Seasonality in vector-borne diseases (VBDs), in particular, is a well-known epidemiological phenomenon, in part because vectors are so highly influenced by meteorological and environmental conditions. Understanding the intricacies of seasonal fluctuations in VBDs is critical in the optimization of forecasting and control efforts. Temperature and rainfall are frequently used in models to predict incidence of VBDs. In addition, a Temperature Suitability Index (TSI) has been used in previous studies to estimate mosquito abundance, another proxy for disease incidence. The TSI method involves reclassifying weather data based on its suitability relative to optimal climate conditions for vector establishment and may be useful in assessing the impact of weather on disease for macro-geographic scales. In Australia, Ross River virus (RRV), Barmah Forest virus (BFV), and dengue are three of the most common and clinically important VBDs. All display notable seasonal patterns and are transmitted by mosquitos.

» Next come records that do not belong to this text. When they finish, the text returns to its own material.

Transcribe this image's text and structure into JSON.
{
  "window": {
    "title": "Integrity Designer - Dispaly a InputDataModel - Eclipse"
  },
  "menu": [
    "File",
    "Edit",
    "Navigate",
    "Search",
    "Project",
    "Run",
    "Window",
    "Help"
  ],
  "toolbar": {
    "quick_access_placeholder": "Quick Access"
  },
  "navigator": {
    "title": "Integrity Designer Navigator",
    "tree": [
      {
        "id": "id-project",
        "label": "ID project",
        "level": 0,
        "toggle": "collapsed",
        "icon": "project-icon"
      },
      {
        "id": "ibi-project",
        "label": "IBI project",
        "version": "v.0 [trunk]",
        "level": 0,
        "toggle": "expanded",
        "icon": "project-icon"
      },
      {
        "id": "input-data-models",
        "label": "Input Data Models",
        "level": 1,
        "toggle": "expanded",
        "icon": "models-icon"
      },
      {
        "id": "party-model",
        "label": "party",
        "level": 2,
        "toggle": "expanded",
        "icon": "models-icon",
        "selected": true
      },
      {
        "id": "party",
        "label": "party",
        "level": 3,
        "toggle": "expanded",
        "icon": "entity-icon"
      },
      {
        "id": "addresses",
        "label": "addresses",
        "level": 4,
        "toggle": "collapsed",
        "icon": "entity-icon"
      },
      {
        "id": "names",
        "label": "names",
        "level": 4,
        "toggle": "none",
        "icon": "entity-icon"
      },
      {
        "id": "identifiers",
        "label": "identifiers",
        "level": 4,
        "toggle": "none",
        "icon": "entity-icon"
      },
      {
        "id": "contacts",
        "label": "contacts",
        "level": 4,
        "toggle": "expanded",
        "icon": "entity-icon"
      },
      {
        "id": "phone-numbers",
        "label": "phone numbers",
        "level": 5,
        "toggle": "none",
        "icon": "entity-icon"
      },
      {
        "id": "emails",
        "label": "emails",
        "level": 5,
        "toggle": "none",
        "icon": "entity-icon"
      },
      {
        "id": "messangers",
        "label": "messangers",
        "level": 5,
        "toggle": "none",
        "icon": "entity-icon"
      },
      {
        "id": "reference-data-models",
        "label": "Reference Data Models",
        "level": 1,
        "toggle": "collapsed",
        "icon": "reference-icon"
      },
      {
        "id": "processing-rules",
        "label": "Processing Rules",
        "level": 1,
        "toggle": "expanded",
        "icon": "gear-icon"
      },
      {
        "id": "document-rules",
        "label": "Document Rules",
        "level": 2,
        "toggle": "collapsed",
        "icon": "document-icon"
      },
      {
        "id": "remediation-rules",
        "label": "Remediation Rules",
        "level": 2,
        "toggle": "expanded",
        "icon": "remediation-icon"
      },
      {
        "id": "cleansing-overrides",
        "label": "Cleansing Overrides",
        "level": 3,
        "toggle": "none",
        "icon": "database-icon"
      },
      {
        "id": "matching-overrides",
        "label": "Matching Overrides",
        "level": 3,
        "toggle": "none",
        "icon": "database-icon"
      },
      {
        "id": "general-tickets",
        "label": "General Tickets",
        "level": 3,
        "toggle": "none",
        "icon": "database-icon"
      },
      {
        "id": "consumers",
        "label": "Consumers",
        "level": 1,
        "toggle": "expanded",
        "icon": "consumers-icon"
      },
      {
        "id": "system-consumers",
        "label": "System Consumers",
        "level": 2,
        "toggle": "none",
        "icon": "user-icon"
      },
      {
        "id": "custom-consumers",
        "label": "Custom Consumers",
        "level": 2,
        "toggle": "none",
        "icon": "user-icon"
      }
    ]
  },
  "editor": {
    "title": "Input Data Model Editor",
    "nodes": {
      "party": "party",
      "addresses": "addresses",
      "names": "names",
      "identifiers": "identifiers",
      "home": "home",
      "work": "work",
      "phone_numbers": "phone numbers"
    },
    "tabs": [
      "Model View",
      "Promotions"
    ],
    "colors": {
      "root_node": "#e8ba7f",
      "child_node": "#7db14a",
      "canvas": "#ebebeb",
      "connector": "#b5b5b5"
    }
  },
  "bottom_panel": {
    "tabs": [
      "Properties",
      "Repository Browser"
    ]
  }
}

RRV and BFV contribute the largest annual disease burden and are endemic to Australia, whereas dengue exhibits periodic epidemic activity currently limited to the northeast corner of Australia. RRV and BFV have several mosquito genera implicated in their transmission while dengue has only one local vector species, Aedes aegypti. Such distinctions may influence or explain underlying differences in the spatio-temporal patterns of these infections. Temperature and rainfall have repeatedly been found to be significantly associated with all three diseases in Australia, although the exact relationships are disputed,. The national disease system does not routinely collect or report the country of acquisition for BFV or RRV cases,, yet for dengue the importation is significant. Because BFV only occurs in Australia, there is no significant risk of importation of the virus from overseas.